Businesses working at the intersection of development and increasing shared value constantly find themselves navigating the question of whether or not they are having an impact. Impact, in this scenario, is defined by scale in number of customers (or beneficiaries) reached. Though the language may be fuzzy and the impact hard to measure, the question for any business working with those at the bottom of (or near the bottom of) the pyramid remains: to scale or not to scale? My own research on business innovations and the diffusion of off-grid solar technologies in India can help shed some light on the challenges and opportunities of scaling specific to that sector.
India is a country of 1.2 billion people, with over 400 million who lack access to reliable electricity. Government plans to provide power for all by 2019 include using distributed (off-grid) energy sources such as solar home lighting systems, solar lanterns and solar powered micro-grids.
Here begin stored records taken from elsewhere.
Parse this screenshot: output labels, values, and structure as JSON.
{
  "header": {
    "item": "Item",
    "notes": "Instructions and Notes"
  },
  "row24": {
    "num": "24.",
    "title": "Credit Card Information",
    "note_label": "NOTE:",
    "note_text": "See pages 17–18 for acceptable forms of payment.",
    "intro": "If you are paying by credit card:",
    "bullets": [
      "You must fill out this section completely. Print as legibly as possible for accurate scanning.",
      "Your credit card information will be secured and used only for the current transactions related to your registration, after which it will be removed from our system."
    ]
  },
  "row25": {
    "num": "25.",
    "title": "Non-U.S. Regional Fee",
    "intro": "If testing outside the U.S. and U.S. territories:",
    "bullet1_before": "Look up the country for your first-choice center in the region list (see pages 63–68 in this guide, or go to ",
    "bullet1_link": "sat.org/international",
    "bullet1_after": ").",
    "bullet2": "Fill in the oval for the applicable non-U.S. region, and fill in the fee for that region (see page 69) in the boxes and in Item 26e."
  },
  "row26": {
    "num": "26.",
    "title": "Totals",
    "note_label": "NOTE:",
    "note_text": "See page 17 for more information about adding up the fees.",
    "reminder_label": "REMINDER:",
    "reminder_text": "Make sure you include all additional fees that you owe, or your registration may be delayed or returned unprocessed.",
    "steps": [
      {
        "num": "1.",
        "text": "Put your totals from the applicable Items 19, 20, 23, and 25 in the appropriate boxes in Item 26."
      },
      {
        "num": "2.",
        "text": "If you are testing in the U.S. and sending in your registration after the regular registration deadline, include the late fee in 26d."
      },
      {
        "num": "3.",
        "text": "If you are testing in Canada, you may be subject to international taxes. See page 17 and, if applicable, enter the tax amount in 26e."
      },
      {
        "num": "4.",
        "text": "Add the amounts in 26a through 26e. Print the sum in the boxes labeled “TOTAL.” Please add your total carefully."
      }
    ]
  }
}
Buoyed by the UN’s Sustainable Energy for All (SE4ALL) target to provide universal electricity access by 2030, entrepreneurs with novel business ideas have burst on to the scene. These entrepreneurs are taking advantage of both public and private capital to set up enterprises with a variety of innovations to capture this large market of consumers. In order to differentiate these enterprises from one another, we must create a typology based on their business models (see table below).
But on scaling, my research shows that those businesses that achieve high unit sales in providing solar energy services to the poor are also doing so at the expense of providing greater technology choice options to their customers. When it comes to solar technologies, not all of them are the same. Whether or not you provide simply lighting or charging for mobile phones or energy for a higher productivity generating activity makes a difference. And ultimately the poor must be able to get up the energy ladder as their incomes and needs rise. For that there must be greater technology choice options.
In addition, the research reveals that the more products a firm provides, the more likely it is to also provide financing for its customers. While it is questionable whether end-user financing or subsidies are still needed to acquire solar energy services for everyone, certainly those at the very bottom of the pyramid need the help of financial innovations employed by businesses that make access to solar energy services easy and reliable. Companies employing pay-as-you-go (PAYG) solar home lighting systems and micro-grid operators that allow for mobile payments are a good example. Investors and policymakers must consider the possible trade-offs between supporting firms likely to achieve scale and those likely to provide financing.
Finally, the value of scaling should be questioned in an industry that should be trying to move from providing technologies to quality energy services. Finding a balance between simply achieving scale in numbers and assuring that quality, defined by sufficient energy and an ecosystem of support structures for the technology post deployment, is essential if one is to genuinely provide access to energy for improving the livelihoods of those who need it most.